Lana Del Rey’s title song from Tim Burton’s “Big Eyes” serves as an internal monologue for Amy Adams’ misused protagonist, the painter Margaret Keane, whose husband has claimed credit for all her work. As she languishes around a grocery store, haunted by this disconnection from her art, Del Rey’s spectral, molten vocals sing of “big eyes and big lies.”

The song’s orchestral character kept Danny Elfman’s score in mind. “The stuff I do with Lana tends to be very filmic, anyway,” says Daniel Heath, the track’s co-writer and producer. “She’s got a very haunting voice, and it definitely belongs in a movie world.”

Lorde’s song “Yellow Flicker Beat” is both coda and bridge for “The Hunger Games: Mockingjay — Part 1.” As the story’s first of two acts fades to black, Lorde’s vocals cut through a capella, slowly climaxing into a moody, dance-floor anthem.
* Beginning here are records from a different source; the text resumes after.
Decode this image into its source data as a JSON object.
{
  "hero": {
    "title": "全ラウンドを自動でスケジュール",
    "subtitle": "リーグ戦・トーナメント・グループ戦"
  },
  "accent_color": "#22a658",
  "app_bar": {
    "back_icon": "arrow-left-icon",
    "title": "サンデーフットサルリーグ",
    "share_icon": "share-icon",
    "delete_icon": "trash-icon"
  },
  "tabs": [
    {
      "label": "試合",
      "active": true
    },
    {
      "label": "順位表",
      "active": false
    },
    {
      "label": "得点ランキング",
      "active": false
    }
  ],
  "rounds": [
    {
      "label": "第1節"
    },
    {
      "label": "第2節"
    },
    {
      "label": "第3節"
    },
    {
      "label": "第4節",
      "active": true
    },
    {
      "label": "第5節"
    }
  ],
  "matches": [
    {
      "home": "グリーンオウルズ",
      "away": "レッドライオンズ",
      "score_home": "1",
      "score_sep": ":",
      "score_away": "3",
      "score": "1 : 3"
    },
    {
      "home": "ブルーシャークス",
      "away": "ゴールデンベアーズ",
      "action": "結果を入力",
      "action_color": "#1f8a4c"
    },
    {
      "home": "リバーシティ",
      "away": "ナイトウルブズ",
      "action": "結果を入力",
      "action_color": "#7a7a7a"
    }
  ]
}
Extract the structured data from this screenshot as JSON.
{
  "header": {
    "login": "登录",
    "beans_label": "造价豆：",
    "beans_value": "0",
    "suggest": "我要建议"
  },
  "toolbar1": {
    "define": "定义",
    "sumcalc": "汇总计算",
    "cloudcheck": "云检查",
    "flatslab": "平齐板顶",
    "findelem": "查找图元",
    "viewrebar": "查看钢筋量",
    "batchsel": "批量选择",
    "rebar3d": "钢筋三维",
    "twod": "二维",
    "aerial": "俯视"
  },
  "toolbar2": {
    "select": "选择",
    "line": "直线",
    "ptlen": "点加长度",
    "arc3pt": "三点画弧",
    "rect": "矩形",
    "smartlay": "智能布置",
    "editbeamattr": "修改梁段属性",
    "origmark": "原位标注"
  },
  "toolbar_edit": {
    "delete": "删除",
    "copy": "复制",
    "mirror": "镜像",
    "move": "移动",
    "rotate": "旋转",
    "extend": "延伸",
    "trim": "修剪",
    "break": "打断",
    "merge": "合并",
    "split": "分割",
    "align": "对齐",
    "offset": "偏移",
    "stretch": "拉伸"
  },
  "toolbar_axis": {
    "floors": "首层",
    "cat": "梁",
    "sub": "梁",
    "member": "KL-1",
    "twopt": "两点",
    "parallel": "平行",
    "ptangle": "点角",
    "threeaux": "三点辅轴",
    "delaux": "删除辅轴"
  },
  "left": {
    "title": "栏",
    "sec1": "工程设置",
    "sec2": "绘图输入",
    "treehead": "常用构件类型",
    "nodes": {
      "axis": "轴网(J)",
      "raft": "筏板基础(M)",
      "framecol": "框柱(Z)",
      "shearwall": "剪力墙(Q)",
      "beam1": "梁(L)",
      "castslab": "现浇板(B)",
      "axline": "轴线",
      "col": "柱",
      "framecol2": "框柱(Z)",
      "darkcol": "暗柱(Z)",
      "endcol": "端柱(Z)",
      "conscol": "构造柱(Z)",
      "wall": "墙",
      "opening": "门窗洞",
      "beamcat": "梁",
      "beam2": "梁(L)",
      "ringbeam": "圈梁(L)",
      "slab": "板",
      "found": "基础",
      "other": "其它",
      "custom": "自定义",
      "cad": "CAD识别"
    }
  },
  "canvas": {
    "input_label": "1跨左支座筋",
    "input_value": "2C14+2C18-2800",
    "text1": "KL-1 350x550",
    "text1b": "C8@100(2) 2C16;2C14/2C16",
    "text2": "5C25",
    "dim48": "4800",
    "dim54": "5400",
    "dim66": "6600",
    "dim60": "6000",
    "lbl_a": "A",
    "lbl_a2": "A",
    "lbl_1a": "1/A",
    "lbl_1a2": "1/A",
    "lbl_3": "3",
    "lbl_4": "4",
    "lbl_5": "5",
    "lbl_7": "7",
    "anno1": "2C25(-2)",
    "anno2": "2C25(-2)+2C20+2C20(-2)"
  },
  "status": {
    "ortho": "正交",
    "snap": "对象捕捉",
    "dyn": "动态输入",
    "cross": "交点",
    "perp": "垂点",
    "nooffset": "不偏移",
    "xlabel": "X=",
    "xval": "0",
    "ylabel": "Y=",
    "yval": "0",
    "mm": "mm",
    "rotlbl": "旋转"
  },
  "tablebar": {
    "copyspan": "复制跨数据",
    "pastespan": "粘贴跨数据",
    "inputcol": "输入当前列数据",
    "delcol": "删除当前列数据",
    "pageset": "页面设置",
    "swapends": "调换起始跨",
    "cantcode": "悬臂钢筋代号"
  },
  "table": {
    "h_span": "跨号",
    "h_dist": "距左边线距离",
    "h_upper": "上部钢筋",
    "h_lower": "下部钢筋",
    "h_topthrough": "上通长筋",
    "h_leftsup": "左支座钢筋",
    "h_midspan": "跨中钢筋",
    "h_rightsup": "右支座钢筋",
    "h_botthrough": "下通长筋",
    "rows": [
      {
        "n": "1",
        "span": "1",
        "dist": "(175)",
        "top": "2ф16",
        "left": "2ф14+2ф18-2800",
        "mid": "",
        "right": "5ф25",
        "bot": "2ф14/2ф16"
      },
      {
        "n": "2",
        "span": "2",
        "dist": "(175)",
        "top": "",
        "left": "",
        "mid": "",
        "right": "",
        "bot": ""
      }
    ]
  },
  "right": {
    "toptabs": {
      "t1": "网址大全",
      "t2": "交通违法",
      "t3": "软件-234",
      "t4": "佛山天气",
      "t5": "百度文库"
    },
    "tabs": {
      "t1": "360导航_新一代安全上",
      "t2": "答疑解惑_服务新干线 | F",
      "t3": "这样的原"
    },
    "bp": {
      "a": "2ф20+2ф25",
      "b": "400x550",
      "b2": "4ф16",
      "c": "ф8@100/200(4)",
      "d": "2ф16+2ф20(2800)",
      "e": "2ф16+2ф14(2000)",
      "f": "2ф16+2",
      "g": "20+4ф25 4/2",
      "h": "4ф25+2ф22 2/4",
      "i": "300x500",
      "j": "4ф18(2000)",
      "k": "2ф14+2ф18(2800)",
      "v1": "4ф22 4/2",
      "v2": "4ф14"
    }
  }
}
“I kept coming back to the idea that the end of this film is the point of no return for (Katniss),” says Lorde. “The song needed to have this very disturbed, dark intimacy, and also this explosive moment letting you know that she is about to go postal.”

And if you have a coda that also distills a film’s narrative, such as J. Ralph’s “Until the End” for the doc “Garnet’s Gold,” about a man’s quixotic search for hidden treasure, then you have the best of both worlds. Ralph says he and director Ed Perkins wanted music that captures Garnet’s life and the film’s complex range of emotions.

“I was extremely inspired by this story and the words and music came to me very quickly,” says Ralph of the song performed by Liza Minnelli and Wynton Marsalis during the film’s final scene and into the end credits. “Ultimately ‘Until the End’ would develop into the theme of the entire film. As no other dialogue or sound would be playing, the story’s resolution solely relies on the song and Garnet’s silent performance on screen, like in a classic silent film.”